* [Required action]:
Please copy each line of the listing below in which the word "Google" appears.

* [Provided data]:
________________________
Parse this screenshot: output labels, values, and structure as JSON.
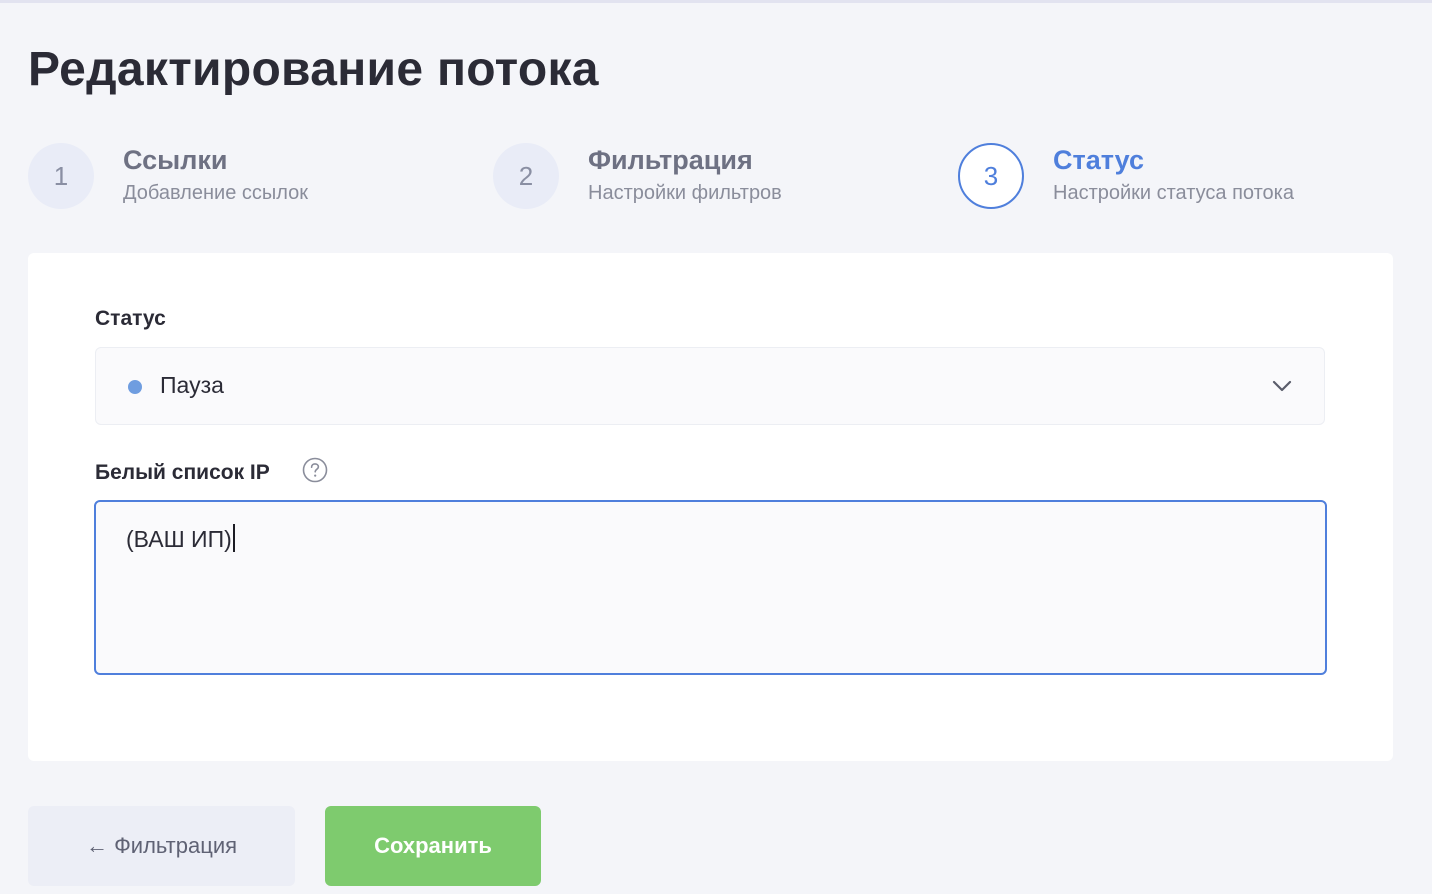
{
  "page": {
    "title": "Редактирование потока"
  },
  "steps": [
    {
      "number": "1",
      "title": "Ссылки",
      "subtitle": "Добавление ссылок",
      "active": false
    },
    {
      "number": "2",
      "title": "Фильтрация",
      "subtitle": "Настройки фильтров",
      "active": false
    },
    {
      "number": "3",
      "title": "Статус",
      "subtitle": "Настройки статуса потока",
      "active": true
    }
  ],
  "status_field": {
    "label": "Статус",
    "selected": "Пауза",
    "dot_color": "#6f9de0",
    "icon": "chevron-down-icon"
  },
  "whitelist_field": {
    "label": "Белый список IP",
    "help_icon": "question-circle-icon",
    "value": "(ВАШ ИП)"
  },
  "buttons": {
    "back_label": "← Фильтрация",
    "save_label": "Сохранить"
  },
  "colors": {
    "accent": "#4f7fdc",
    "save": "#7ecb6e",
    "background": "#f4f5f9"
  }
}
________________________
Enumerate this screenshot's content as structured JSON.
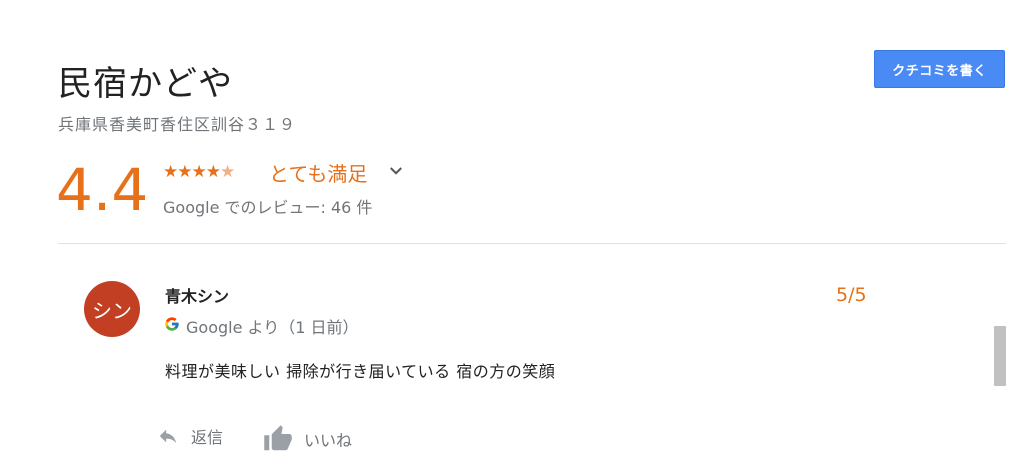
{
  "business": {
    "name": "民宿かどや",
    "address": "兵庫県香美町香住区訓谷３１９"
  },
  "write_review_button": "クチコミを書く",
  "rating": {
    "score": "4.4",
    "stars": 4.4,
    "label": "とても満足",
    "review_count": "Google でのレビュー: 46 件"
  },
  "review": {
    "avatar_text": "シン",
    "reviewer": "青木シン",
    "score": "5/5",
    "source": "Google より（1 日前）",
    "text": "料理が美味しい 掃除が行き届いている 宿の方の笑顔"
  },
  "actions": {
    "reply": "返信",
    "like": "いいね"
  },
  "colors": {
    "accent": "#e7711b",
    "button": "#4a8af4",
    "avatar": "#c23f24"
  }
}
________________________
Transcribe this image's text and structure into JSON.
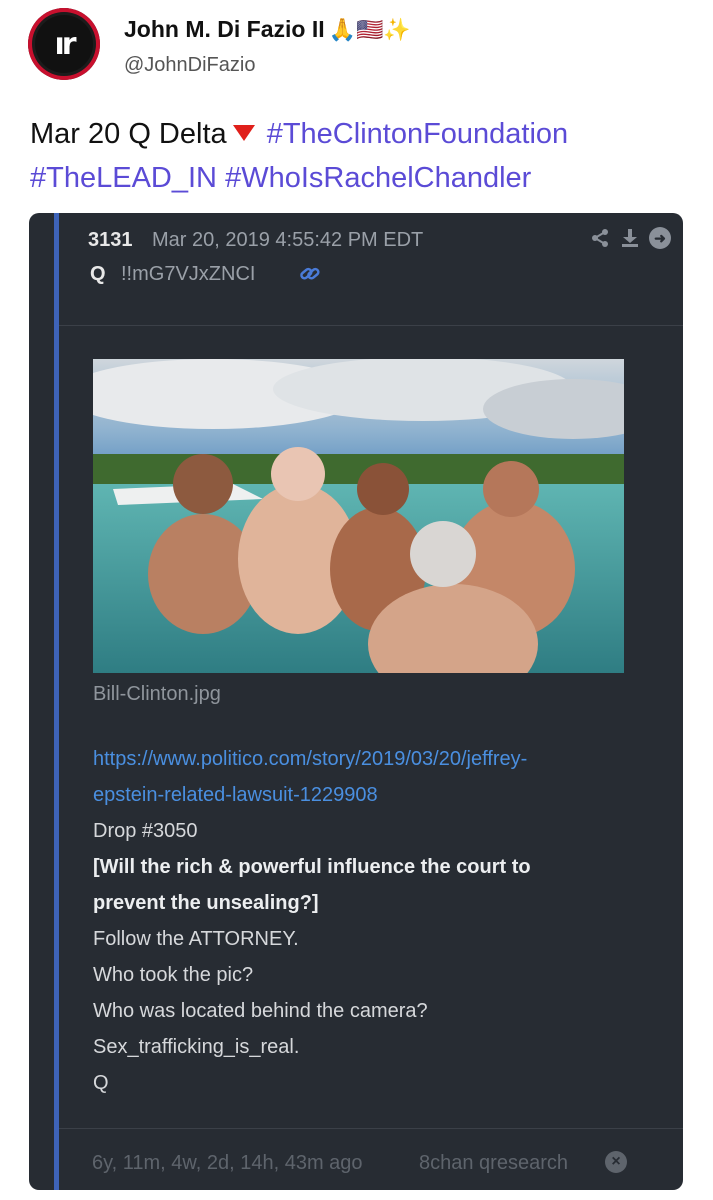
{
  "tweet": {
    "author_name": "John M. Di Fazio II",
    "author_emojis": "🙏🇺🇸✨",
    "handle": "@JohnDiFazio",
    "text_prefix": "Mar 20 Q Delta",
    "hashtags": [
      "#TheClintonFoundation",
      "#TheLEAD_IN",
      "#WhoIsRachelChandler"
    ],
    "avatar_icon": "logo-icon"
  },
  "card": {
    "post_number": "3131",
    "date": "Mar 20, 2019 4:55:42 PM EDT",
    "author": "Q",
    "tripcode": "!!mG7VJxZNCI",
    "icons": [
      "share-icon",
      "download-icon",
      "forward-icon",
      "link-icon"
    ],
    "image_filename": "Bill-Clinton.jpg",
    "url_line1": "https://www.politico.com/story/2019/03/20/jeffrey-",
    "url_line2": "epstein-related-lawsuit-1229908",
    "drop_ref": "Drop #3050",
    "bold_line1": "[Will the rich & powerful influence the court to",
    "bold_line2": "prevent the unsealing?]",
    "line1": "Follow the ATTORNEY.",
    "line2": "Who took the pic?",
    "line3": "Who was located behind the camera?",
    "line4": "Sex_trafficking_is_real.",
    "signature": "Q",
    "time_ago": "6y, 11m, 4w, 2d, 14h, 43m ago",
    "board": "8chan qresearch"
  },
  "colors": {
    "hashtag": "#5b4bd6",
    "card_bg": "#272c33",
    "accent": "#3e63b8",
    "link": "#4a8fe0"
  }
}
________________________
* [Written answer]:
    "review_count": "Google でのレビュー: 46 件"
    "source": "Google より（1 日前）",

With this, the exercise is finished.